To do:
Every entry in the listing below has to be given again exactly.
BEGIN Record excerpts
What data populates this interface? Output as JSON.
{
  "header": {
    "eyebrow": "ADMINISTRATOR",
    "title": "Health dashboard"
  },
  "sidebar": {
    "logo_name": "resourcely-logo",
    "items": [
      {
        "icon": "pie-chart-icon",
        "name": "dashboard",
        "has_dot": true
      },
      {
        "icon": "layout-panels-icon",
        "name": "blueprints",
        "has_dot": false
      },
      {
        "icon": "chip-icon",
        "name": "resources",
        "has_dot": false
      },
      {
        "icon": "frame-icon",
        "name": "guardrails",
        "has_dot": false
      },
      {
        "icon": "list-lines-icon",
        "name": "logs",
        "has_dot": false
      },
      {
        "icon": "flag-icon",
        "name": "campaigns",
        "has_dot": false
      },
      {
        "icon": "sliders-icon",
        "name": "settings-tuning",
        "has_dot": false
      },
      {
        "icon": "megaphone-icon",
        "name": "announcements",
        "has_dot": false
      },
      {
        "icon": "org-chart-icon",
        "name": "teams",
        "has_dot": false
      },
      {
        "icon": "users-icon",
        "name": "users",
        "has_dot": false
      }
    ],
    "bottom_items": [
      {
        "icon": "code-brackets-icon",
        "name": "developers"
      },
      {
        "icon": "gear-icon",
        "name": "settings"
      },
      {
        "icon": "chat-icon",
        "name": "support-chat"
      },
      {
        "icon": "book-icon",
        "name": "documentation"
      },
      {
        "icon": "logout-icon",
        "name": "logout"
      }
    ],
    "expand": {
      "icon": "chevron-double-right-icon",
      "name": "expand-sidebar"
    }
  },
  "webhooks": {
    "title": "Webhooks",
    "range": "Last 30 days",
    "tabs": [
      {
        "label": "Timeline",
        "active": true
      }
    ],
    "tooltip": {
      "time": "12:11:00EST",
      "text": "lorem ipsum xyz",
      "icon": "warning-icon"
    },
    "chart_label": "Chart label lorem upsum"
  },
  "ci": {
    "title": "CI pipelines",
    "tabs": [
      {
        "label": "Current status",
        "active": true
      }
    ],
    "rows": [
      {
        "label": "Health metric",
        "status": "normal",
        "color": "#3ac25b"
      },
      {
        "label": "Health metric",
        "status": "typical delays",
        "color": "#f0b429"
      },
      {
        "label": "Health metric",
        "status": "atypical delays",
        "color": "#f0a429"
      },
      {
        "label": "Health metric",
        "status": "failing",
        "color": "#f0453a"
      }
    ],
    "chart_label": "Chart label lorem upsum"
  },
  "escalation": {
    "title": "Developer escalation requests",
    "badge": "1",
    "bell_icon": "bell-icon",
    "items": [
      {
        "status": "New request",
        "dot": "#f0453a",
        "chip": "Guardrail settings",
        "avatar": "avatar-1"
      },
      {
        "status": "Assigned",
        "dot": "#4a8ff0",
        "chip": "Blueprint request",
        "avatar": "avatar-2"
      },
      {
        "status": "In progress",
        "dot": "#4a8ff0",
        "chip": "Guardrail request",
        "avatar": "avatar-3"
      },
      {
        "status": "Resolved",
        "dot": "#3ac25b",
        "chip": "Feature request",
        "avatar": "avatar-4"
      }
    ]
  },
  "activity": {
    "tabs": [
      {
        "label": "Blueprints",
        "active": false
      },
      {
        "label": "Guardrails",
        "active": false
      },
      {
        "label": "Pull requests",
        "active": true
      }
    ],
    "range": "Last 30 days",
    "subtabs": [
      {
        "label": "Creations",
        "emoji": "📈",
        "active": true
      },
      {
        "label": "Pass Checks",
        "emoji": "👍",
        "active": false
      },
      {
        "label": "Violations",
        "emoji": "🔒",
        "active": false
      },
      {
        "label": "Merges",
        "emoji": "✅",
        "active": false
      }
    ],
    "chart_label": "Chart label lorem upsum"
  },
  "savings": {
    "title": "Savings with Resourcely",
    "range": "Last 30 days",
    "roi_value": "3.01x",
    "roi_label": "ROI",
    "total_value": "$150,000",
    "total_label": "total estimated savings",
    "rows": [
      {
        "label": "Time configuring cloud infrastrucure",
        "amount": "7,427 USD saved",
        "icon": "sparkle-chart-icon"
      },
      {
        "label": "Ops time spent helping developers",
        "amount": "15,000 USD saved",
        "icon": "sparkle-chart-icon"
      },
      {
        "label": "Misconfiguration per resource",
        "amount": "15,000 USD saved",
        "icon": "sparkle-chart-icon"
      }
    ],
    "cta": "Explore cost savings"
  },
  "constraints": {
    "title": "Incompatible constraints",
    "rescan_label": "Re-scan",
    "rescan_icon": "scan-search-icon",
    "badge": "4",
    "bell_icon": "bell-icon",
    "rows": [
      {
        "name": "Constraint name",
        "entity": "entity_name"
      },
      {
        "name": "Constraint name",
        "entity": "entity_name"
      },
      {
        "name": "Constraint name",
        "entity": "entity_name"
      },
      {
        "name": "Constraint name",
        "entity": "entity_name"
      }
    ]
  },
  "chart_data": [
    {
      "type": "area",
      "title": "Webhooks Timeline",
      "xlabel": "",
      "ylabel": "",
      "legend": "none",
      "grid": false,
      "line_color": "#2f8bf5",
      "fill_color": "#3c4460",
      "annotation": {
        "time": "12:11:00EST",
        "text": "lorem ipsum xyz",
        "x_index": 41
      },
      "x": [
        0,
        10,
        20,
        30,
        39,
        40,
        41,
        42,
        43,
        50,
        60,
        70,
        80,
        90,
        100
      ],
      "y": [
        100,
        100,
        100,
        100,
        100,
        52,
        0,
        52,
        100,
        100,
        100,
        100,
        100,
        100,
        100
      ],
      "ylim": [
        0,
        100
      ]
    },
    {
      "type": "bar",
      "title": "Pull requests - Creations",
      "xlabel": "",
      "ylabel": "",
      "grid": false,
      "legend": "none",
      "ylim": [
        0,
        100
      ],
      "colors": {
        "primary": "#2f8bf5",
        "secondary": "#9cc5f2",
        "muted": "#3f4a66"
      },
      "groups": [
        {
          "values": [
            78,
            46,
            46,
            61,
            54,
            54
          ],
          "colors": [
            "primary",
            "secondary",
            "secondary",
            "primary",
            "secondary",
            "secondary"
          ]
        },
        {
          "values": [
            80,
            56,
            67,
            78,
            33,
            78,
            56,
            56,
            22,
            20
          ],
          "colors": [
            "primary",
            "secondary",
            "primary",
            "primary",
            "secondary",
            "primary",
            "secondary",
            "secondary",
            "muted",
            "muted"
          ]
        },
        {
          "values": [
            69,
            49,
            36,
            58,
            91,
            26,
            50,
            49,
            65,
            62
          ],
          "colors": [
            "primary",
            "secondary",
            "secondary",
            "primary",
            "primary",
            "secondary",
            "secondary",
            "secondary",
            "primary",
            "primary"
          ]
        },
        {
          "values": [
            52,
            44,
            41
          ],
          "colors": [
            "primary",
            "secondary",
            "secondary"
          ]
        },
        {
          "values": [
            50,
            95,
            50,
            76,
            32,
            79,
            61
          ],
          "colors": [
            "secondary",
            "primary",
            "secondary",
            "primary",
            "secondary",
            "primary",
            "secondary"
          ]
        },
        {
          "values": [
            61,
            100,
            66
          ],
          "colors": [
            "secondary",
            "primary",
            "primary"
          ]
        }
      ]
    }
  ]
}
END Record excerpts
Response to the task:
What data populates this interface? Output as JSON.
{
  "header": {
    "eyebrow": "ADMINISTRATOR",
    "title": "Health dashboard"
  },
  "sidebar": {
    "logo_name": "resourcely-logo",
    "items": [
      {
        "icon": "pie-chart-icon",
        "name": "dashboard",
        "has_dot": true
      },
      {
        "icon": "layout-panels-icon",
        "name": "blueprints",
        "has_dot": false
      },
      {
        "icon": "chip-icon",
        "name": "resources",
        "has_dot": false
      },
      {
        "icon": "frame-icon",
        "name": "guardrails",
        "has_dot": false
      },
      {
        "icon": "list-lines-icon",
        "name": "logs",
        "has_dot": false
      },
      {
        "icon": "flag-icon",
        "name": "campaigns",
        "has_dot": false
      },
      {
        "icon": "sliders-icon",
        "name": "settings-tuning",
        "has_dot": false
      },
      {
        "icon": "megaphone-icon",
        "name": "announcements",
        "has_dot": false
      },
      {
        "icon": "org-chart-icon",
        "name": "teams",
        "has_dot": false
      },
      {
        "icon": "users-icon",
        "name": "users",
        "has_dot": false
      }
    ],
    "bottom_items": [
      {
        "icon": "code-brackets-icon",
        "name": "developers"
      },
      {
        "icon": "gear-icon",
        "name": "settings"
      },
      {
        "icon": "chat-icon",
        "name": "support-chat"
      },
      {
        "icon": "book-icon",
        "name": "documentation"
      },
      {
        "icon": "logout-icon",
        "name": "logout"
      }
    ],
    "expand": {
      "icon": "chevron-double-right-icon",
      "name": "expand-sidebar"
    }
  },
  "webhooks": {
    "title": "Webhooks",
    "range": "Last 30 days",
    "tabs": [
      {
        "label": "Timeline",
        "active": true
      }
    ],
    "tooltip": {
      "time": "12:11:00EST",
      "text": "lorem ipsum xyz",
      "icon": "warning-icon"
    },
    "chart_label": "Chart label lorem upsum"
  },
  "ci": {
    "title": "CI pipelines",
    "tabs": [
      {
        "label": "Current status",
        "active": true
      }
    ],
    "rows": [
      {
        "label": "Health metric",
        "status": "normal",
        "color": "#3ac25b"
      },
      {
        "label": "Health metric",
        "status": "typical delays",
        "color": "#f0b429"
      },
      {
        "label": "Health metric",
        "status": "atypical delays",
        "color": "#f0a429"
      },
      {
        "label": "Health metric",
        "status": "failing",
        "color": "#f0453a"
      }
    ],
    "chart_label": "Chart label lorem upsum"
  },
  "escalation": {
    "title": "Developer escalation requests",
    "badge": "1",
    "bell_icon": "bell-icon",
    "items": [
      {
        "status": "New request",
        "dot": "#f0453a",
        "chip": "Guardrail settings",
        "avatar": "avatar-1"
      },
      {
        "status": "Assigned",
        "dot": "#4a8ff0",
        "chip": "Blueprint request",
        "avatar": "avatar-2"
      },
      {
        "status": "In progress",
        "dot": "#4a8ff0",
        "chip": "Guardrail request",
        "avatar": "avatar-3"
      },
      {
        "status": "Resolved",
        "dot": "#3ac25b",
        "chip": "Feature request",
        "avatar": "avatar-4"
      }
    ]
  },
  "activity": {
    "tabs": [
      {
        "label": "Blueprints",
        "active": false
      },
      {
        "label": "Guardrails",
        "active": false
      },
      {
        "label": "Pull requests",
        "active": true
      }
    ],
    "range": "Last 30 days",
    "subtabs": [
      {
        "label": "Creations",
        "emoji": "📈",
        "active": true
      },
      {
        "label": "Pass Checks",
        "emoji": "👍",
        "active": false
      },
      {
        "label": "Violations",
        "emoji": "🔒",
        "active": false
      },
      {
        "label": "Merges",
        "emoji": "✅",
        "active": false
      }
    ],
    "chart_label": "Chart label lorem upsum"
  },
  "savings": {
    "title": "Savings with Resourcely",
    "range": "Last 30 days",
    "roi_value": "3.01x",
    "roi_label": "ROI",
    "total_value": "$150,000",
    "total_label": "total estimated savings",
    "rows": [
      {
        "label": "Time configuring cloud infrastrucure",
        "amount": "7,427 USD saved",
        "icon": "sparkle-chart-icon"
      },
      {
        "label": "Ops time spent helping developers",
        "amount": "15,000 USD saved",
        "icon": "sparkle-chart-icon"
      },
      {
        "label": "Misconfiguration per resource",
        "amount": "15,000 USD saved",
        "icon": "sparkle-chart-icon"
      }
    ],
    "cta": "Explore cost savings"
  },
  "constraints": {
    "title": "Incompatible constraints",
    "rescan_label": "Re-scan",
    "rescan_icon": "scan-search-icon",
    "badge": "4",
    "bell_icon": "bell-icon",
    "rows": [
      {
        "name": "Constraint name",
        "entity": "entity_name"
      },
      {
        "name": "Constraint name",
        "entity": "entity_name"
      },
      {
        "name": "Constraint name",
        "entity": "entity_name"
      },
      {
        "name": "Constraint name",
        "entity": "entity_name"
      }
    ]
  },
  "chart_data": [
    {
      "type": "area",
      "title": "Webhooks Timeline",
      "xlabel": "",
      "ylabel": "",
      "legend": "none",
      "grid": false,
      "line_color": "#2f8bf5",
      "fill_color": "#3c4460",
      "annotation": {
        "time": "12:11:00EST",
        "text": "lorem ipsum xyz",
        "x_index": 41
      },
      "x": [
        0,
        10,
        20,
        30,
        39,
        40,
        41,
        42,
        43,
        50,
        60,
        70,
        80,
        90,
        100
      ],
      "y": [
        100,
        100,
        100,
        100,
        100,
        52,
        0,
        52,
        100,
        100,
        100,
        100,
        100,
        100,
        100
      ],
      "ylim": [
        0,
        100
      ]
    },
    {
      "type": "bar",
      "title": "Pull requests - Creations",
      "xlabel": "",
      "ylabel": "",
      "grid": false,
      "legend": "none",
      "ylim": [
        0,
        100
      ],
      "colors": {
        "primary": "#2f8bf5",
        "secondary": "#9cc5f2",
        "muted": "#3f4a66"
      },
      "groups": [
        {
          "values": [
            78,
            46,
            46,
            61,
            54,
            54
          ],
          "colors": [
            "primary",
            "secondary",
            "secondary",
            "primary",
            "secondary",
            "secondary"
          ]
        },
        {
          "values": [
            80,
            56,
            67,
            78,
            33,
            78,
            56,
            56,
            22,
            20
          ],
          "colors": [
            "primary",
            "secondary",
            "primary",
            "primary",
            "secondary",
            "primary",
            "secondary",
            "secondary",
            "muted",
            "muted"
          ]
        },
        {
          "values": [
            69,
            49,
            36,
            58,
            91,
            26,
            50,
            49,
            65,
            62
          ],
          "colors": [
            "primary",
            "secondary",
            "secondary",
            "primary",
            "primary",
            "secondary",
            "secondary",
            "secondary",
            "primary",
            "primary"
          ]
        },
        {
          "values": [
            52,
            44,
            41
          ],
          "colors": [
            "primary",
            "secondary",
            "secondary"
          ]
        },
        {
          "values": [
            50,
            95,
            50,
            76,
            32,
            79,
            61
          ],
          "colors": [
            "secondary",
            "primary",
            "secondary",
            "primary",
            "secondary",
            "primary",
            "secondary"
          ]
        },
        {
          "values": [
            61,
            100,
            66
          ],
          "colors": [
            "secondary",
            "primary",
            "primary"
          ]
        }
      ]
    }
  ]
}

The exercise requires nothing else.